* [Task goal]:
Return each line of the listing that contains the string "name".
##### Data to use #####
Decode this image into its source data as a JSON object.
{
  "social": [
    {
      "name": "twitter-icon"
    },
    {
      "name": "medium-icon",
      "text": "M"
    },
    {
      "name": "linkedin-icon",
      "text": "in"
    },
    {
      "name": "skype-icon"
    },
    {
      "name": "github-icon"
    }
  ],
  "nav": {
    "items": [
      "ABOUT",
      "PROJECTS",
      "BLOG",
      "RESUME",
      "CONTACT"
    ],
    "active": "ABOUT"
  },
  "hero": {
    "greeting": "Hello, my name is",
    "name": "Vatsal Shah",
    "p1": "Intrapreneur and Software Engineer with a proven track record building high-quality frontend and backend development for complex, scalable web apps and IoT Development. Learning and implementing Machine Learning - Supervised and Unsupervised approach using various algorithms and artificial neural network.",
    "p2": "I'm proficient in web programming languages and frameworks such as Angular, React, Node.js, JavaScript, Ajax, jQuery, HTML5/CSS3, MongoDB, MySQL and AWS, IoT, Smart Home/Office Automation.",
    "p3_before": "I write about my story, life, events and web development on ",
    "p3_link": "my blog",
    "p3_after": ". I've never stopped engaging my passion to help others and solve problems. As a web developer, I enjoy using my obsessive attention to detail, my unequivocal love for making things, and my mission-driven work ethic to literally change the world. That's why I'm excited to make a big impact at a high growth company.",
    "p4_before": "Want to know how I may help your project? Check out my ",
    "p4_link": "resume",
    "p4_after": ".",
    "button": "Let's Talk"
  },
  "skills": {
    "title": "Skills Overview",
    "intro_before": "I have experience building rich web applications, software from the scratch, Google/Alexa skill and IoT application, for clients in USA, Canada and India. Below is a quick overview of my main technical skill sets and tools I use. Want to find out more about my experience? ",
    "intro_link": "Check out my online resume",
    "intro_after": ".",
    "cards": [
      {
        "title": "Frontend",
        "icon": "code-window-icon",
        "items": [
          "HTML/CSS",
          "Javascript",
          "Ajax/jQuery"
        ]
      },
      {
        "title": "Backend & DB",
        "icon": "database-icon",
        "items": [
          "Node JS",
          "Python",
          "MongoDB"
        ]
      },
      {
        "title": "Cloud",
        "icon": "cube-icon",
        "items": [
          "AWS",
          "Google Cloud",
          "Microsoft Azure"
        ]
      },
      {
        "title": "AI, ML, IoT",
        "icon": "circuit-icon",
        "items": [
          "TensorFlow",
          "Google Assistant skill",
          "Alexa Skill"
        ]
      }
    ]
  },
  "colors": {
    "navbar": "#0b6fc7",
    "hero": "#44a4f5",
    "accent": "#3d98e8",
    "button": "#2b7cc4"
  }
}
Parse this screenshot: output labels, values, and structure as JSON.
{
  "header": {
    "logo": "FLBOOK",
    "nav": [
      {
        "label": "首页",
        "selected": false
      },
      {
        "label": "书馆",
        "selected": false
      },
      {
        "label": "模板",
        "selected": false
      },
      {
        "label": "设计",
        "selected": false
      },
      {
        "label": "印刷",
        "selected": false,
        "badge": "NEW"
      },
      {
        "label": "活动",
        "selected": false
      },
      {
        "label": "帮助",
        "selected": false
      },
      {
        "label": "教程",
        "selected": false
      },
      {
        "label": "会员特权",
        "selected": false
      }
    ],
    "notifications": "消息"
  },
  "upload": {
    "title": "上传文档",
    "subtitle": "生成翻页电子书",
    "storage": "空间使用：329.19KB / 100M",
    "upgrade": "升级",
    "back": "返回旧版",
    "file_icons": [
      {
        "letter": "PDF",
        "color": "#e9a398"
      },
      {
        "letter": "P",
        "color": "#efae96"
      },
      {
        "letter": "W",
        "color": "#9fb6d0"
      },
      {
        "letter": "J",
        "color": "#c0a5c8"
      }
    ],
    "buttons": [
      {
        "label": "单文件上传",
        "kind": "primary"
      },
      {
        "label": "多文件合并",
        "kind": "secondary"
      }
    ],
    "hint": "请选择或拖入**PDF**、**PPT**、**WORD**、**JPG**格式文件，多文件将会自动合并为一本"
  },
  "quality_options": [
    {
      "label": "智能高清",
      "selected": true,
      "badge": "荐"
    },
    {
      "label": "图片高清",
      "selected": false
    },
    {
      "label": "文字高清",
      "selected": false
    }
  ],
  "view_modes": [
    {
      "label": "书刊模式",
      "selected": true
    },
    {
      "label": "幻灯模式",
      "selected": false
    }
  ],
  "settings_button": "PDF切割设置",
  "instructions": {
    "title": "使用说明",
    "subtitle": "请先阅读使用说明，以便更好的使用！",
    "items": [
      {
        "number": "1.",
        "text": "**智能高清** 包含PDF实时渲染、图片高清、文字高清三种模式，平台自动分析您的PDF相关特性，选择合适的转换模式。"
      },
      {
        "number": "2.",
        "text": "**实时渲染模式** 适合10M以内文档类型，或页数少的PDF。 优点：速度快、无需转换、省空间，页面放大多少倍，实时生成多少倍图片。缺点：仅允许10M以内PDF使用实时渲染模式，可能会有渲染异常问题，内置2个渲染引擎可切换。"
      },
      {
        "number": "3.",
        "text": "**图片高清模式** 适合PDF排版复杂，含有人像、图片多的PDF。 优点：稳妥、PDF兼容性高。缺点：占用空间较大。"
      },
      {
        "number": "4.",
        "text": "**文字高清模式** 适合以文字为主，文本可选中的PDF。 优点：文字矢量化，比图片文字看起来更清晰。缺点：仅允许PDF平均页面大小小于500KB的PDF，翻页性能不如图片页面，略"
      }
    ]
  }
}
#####
* [Written reply]:
      "name": "twitter-icon"
      "name": "medium-icon",
      "name": "linkedin-icon",
      "name": "skype-icon"
      "name": "github-icon"
    "greeting": "Hello, my name is",
    "name": "Vatsal Shah",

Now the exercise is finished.